Monday, January 3, 2011

Final Thoughts from the Dalai Lama

Happy New Year!

The new year marks a transition for me to a new spiritual tradition (more on that next week), but before I embark on the next phase of my project I wanted to offer a final commentary on my experience with Buddhism—-and I want to be clear that this is not a commentary on Buddhism itself, but on my experience with with Buddhism. I hope I can make this distinction clear.

I found much of value in Buddhism, as my previous posts should demonstrate. I think it offers a terrific array of practices and principles that can help people lead a happier and more spiritual life. I will continue practicing the meditation techniques I learned from the teachers at Boundless Way, and expect that I will continue reading works by some of the Buddhist authors that I studied during these past couple of months, including the Dalai Lama and Thich Nhat Hanh.

In the end, though, as someone who has lived within a Christian framework for forty years, I found too many elements of Buddhism that were too foreign to me to make sense in my worldview. Those foreign elements were in some cases tied into the principles and practices in ways that made me feel uncomfortable even when I was engaging in the beginner meditation sessions.

I can maybe best explain this by noting a few elements of the last book I read from the Buddhist tradition: How to Practice: The Way to a Meaningful Life, by the Dalai Lama.

Two of the documentary films I watched about Buddhism included interviews or scenes with the Dalai Lama, and he came across as one of the most wise, warm, and happy human beings I have ever seen (search Google Images for the Dalai Lama and you will find a thousand images of him, in just about every one of which he is smiling). He had a warm and rich sense of humor, and yet came across as such a divinely spiritual person that it was not difficult to imagine how he inspires millions of believers. He also has an incredible track record of working globally for peace and social justice in the world.

His book reflects all of these qualities, and it has a particular focus on learning how to develop compassion for others. He suggests some meditative techniques for cultivating compassion that have made a real difference in how I view and treat those around me.

As he points out, for example, “each and every other sentient being wants happiness and does not want suffering, just like you; in this fundamental way you and they are equal.” What follows from this realization, he argues, is that we should do everything we can to reduce suffering in other creatures, animal or human. I have been trying to walk through the days now with this simple reminder in my head.

However, the Lama also says some strange things—-strange, that is, from my Judaeo-Christian perspective.

For example, here is a description of how and when human beings attain the deepest levels of consciousness: “Except in extraordinary meditative states, the subtlest, or deepest consciousness manifests itself only when we are dying. (Less withdrawn and therefore brief versions of the subtle levels of consciousness also occur when going to sleep, ending a dream, sneezing, yawning, and during orgasm . . .)”

Dying, orgasm, meditation . . . I get all that. But yawning and sneezing?

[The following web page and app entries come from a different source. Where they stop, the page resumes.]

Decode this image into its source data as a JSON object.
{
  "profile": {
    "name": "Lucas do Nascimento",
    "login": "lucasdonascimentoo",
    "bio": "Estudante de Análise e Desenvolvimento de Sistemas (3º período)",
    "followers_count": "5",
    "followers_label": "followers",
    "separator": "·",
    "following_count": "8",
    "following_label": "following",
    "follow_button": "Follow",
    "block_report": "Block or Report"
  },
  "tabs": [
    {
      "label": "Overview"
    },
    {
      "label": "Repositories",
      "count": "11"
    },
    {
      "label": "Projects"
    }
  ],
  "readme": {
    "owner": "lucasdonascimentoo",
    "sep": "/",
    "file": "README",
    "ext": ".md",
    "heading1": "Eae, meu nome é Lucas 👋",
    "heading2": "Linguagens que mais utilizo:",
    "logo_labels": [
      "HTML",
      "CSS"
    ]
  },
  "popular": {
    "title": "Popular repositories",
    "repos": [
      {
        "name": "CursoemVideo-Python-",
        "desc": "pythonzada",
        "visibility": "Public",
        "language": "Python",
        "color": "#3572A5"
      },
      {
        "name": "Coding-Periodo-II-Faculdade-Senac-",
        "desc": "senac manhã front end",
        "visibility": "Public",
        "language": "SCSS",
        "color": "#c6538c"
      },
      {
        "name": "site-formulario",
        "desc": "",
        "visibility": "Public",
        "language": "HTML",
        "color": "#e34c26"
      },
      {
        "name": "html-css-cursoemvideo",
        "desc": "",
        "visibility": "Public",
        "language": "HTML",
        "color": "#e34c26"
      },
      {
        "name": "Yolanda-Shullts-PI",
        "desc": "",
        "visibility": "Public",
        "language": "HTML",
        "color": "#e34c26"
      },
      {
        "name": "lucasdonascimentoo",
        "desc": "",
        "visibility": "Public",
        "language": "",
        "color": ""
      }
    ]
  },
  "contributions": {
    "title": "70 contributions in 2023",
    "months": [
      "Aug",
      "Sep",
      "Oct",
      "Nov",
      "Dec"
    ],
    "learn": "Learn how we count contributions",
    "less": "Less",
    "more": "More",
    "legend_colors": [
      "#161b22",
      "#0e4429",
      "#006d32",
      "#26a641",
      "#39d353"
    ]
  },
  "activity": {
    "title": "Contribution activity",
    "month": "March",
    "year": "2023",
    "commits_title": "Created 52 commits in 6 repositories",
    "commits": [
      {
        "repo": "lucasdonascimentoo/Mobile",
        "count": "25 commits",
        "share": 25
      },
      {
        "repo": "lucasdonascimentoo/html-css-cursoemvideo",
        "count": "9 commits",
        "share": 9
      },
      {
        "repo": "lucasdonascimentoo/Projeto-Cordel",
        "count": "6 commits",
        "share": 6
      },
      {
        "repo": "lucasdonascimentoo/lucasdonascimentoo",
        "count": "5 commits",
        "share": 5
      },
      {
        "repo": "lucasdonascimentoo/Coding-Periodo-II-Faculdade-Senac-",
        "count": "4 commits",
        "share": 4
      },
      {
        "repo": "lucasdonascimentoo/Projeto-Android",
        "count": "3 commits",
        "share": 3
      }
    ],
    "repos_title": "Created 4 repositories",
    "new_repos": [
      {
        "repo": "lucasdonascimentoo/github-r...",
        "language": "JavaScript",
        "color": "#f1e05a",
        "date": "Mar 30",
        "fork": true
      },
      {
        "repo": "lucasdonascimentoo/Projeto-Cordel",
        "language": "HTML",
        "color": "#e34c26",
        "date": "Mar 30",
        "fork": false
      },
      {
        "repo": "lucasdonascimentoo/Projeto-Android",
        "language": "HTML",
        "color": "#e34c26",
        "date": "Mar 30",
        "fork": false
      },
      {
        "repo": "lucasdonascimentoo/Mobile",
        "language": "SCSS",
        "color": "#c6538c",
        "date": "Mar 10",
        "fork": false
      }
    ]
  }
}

After I read this, I started to pay attention to my mind when I had to sneeze or yawn, and I never got the sense that I was experiencing anything other than a yawn or a sneeze.

More substantially, though, the Lama's spiritual practice depends upon the idea that you are seeking release from the cycle of birth-death-rebirth in which all sentient creatures are engaged. To offer a massive oversimplification, the idea is that as you become more compassionate and enlightened, you move up to higher and higher levels of bodily form until you achieve enlightenment and finally escape this cycle.

While I don't think this belief is any more outlandish than what any other religion believes, I also just can't seem to wrap my head or my heart around it. I am too stuck in a Judaeo-Christian mindset to accept this larger picture of the world.

So while I won't be converting to Buddhism at the end of the year, I do hope to continue practicing the meditation techniques it has taught me, and to remember, as the Lama says, that “even a small act of compassion grants meaning and purpose to our lives.”


  1. HI there,
    I just read your book 'Learning Sickness' and I was so enthralled. I was just diagnosed a few days ago and have been reading like crazy. So many of your words made me nod my head in agreement. I have a mild case.

    I was looking for but you seem to have let it lapse and I found this site. Just wanted to say hi and that it was a fantastic book! Thank you!

  2. Hi Kristi:

    Thanks so much for the kind words about Learning Sickness! I did let that site lapse for this more general author site, and I'm sorry the book continues to mislead readers in that respect.

    I don't get too many e-mails about Learning Sickness anymore, since it's been out almost seven years now, so it is great to hear that it still is able to help someone. Best of luck to you in dealing with your illness, and thanks again for writing . . .


  3. "Dying, orgasm, meditation . . . I get all that. But yawning and sneezing? "

    Hi James. Here is an angle on this topic that can make it more understandable. In the Buddhist view, each of these five experiences has something in common: at that moment there are no concepts in the mind that control or limit the experience. Sneezing may be very short and insignificant, but it does have the quality that concepts briefly stop and there is just an intense moment of direct, unfiltered experience.

  4. Learning Sickness has on it a beautiful gentleness to yourself and others. It reminded me to value the wisdom and gentleness that illness brings. Thank you for writing it.